6) To defend their translation of Genesis 1:2 as "the earth became formless and void," gap proponents claim that the phrase tohû wabohû carries a negative or pejorative connotation wherever it appears in the Bible. On this basis, they substitute "deformed" for "formless" and "uninhabitable" for "empty." Justification for such substitutions is difficult to sustain. In Hebrew tohû and bohû obviously are meant to be alliterative synonyms, each complementing the meaning of the other. Thus, both words convey the idea of formlessness and emptiness. The second term, bohû, occurs only three times in the Old Testament: Genesis 1:2, Isaiah 34:11, and Jeremiah 4:23. In each instance, it refers to something's being empty, whether not yet filled or unfillable. Then, the crux of gap theorists' argument rests on the first term, tohû. They assert that Genesis 1:2 must be translated as "the earth became formless and empty" (sometime after its creation) because Isaiah 45:18 says, "[God] did not create the earth tohû." Unless God built a new creation on the wreckage of the ruined one, these verses, they argue, represent a contradiction. However, the second part of Isaiah 45:18 gives clarification, removing the contradiction. It says that God "formed it [the earth] to be inhabited," implying that the tohû of the earth was merely a starting place, not God's ultimate intent. He had a plan, worked out in advance (see Proverbs 8:22-31, Ephesians 2:10, 2 Timothy 1:9), to transform and prepare the earth for human habitation. Thus the tohû wabohû of Genesis 1:2 indicates that the biosphere of the Earth had not yet been formed.
7) Some gap theorists continue on in verse two of the first chapter of Genesis and interpret the word "darkness" to describe an evil or ungodly condition.
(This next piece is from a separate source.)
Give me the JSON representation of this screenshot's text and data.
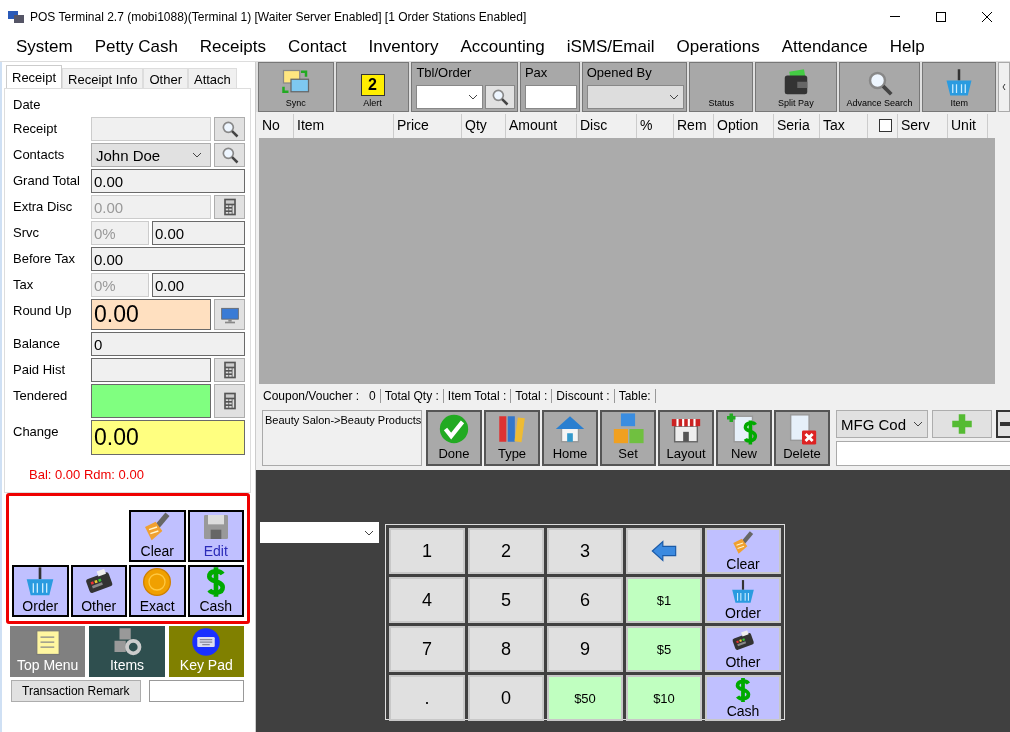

This, however, is a meaning forced upon the word by the theory and not apparent from the text. Proceeding on to verse five finds the darkness receiving a name, "Night", and there had been a dividing of light from the darkness by God. There is nothing in the text that would indicate that it is other than a physical darkness and physical light of God's creation. As Psalm 104:20, declares "Thou (God) makest darkness, and it is night: . . . " and then goes on in verse 24, still in context, to declare "O Lord, how manifold are thy works, in wisdom hast thou made then all" (KJV). The reference, of course, is to physical darkness or nighttime, and no evil connotation is implied. To say that an evil condition exists in Genesis 1:2 because of physical darkness is giving a meaning to the word not found elsewhere in the creation story.
8) The gap theorists also point to Genesis 1:28 of the King James Version which says, "Be fruitful and multiply, and replenish the earth,", this "replenish" they say implies that the earth was previously occupied and that the newly created mankind were to refill the earth. But, mala is a primary Hebrew root word having a basic meaning of "to fill" and does not imply a "refilling".
There is no Biblical basis for the creation "Gap" theory !